Patient data further indicate that when using high stimulation rates, the detectability of low level signals is enhanced such that certain patients actually gain performance benefits without the use of T levels during live speech mode. A similar effect appears to be present for simultaneous analog stimulation (SAS) in which T values are not used.
Since single channel measurements at high rates and at narrow pulse widths are made difficult by possible adaptation and shallow loudness growth, the relative shape of the upper level contour (most comfortable level M) may be determined at a wider pulse width. This upper level contour may then be linearly scaled to give the patient the appropriate volume.
In addition to setting T levels at zero or some other relatively low level, e.g., 1/10 of the measured M-levels, thereby significantly saving fitting time and complexity, the present invention further recognizes that T levels may be set using live speech. One method of setting T levels using live speech is as follows: Detectability is assessed by sweeping tones at the center frequencies (CF) of each channel's filter band while the patient is at a comfortable volume in live speech mode. If detectability meets the audiogram criteria without a T setting, then no T setting is used; otherwise, T is increased during live speech to give desired detectability on a channel-by-channel basis.

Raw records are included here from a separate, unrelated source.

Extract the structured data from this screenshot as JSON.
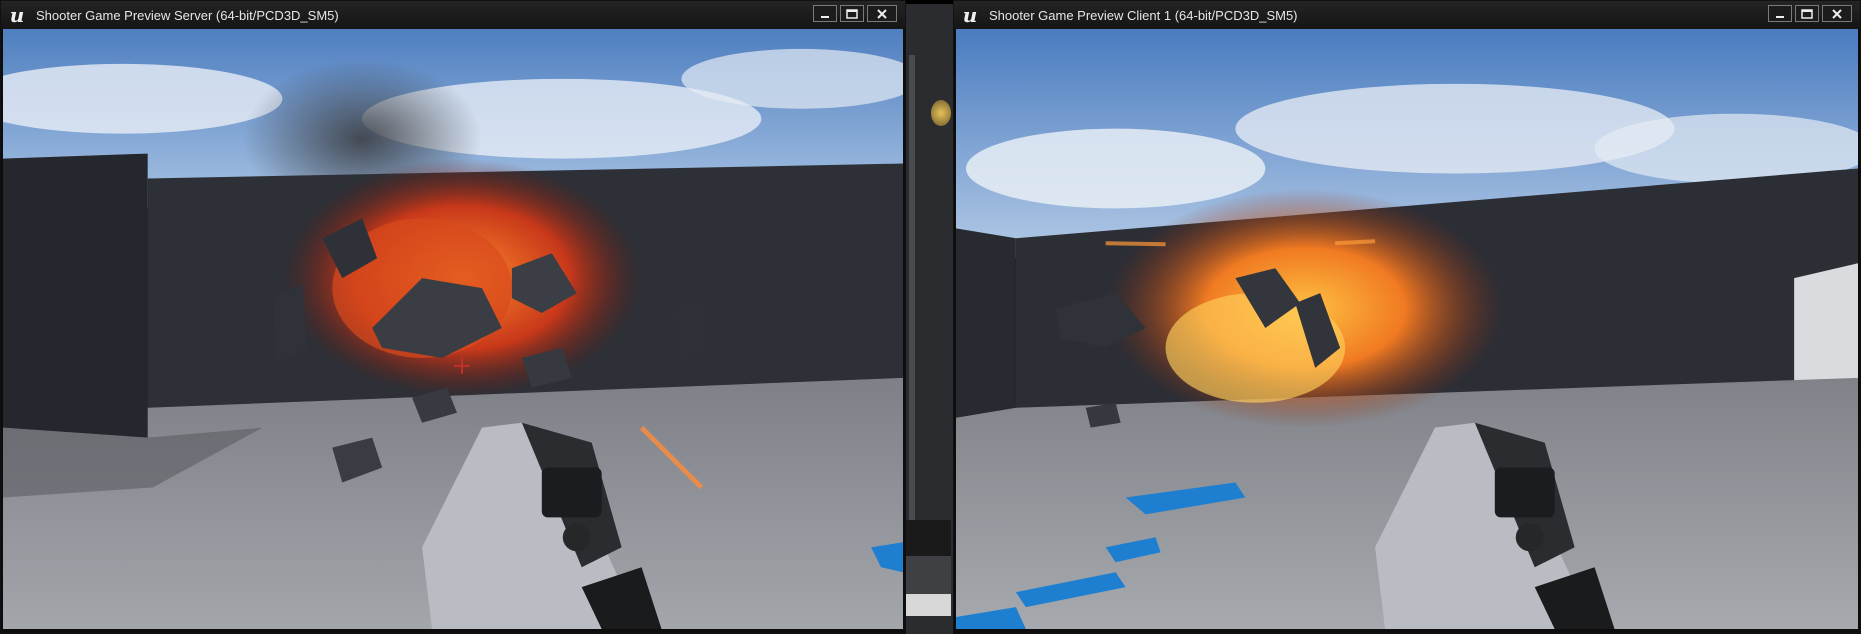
{
  "windows": {
    "server": {
      "title": "Shooter Game Preview Server (64-bit/PCD3D_SM5)",
      "logo": "ue-logo-icon",
      "controls": {
        "minimize": "minimize-icon",
        "maximize": "maximize-icon",
        "close": "close-icon"
      }
    },
    "client": {
      "title": "Shooter Game Preview Client 1 (64-bit/PCD3D_SM5)",
      "logo": "ue-logo-icon",
      "controls": {
        "minimize": "minimize-icon",
        "maximize": "maximize-icon",
        "close": "close-icon"
      }
    }
  },
  "colors": {
    "sky": "#7fa6d6",
    "wall": "#2b2e35",
    "floor": "#8d9096",
    "fire": "#e2521c",
    "fire_core": "#ffb433",
    "floor_marking": "#1e7fd0",
    "titlebar": "#1b1b1b"
  }
}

Another manner in which T levels may be set using live speech is as follows: The relative T and M contours are determined at a wider pulse width. M is globally adjusted in live speech to patient comfort. M is then set to be equal to T by setting the volume to zero on the sound processor. Live-speech is then pulsed on and off and the T contour is then globally shifted until a threshold criteria of detecting the global T pulse is determined.
Using the techniques of the present invention, significant enhancements in patient performance have been observed. For example,
Appendix A provides an overview of one type of fitting software that may be used with the invention, e.g., to set the T levels to some low value. By way of example, the T-levels may be set to a small fraction of the measured M-levels, e.g., 1/10 of the measured M levels. By not having to measure individual T levels on each channel, significant time is saved during the fitting process.
As described above, it is seen that a bionic ear implant allows populations of neuron fibers to be stimulated at a rate that is faster than an individual neuron fiber is able to follow. Advantageously, such fast stimulation results in a randomization of interspike intervals, or a randomization of when the individual neuron fibers fire. When the neuron is no longer phase-locked to the carrier pulse, its firing probability becomes a function of stimulus energy, and thus becomes more like “natural” hearing. Such randomization in a neural population better enables the population of neuron fibers to encode the fine details of sound. That is, the population of neuron fibers is able to encode what a single neuron fiber is not able to encode.
Further, as described above, it is seen that by restoring stochastic firing to the auditory nerve, thresholds, dynamic range and pyscophysical performance may be significantly enhanced.
While the invention herein disclosed has been described by means of specific embodiments and applications thereof, numerous modifications and variations could be made thereto by those skilled in the art without departing from the scope of the invention set forth in the claims.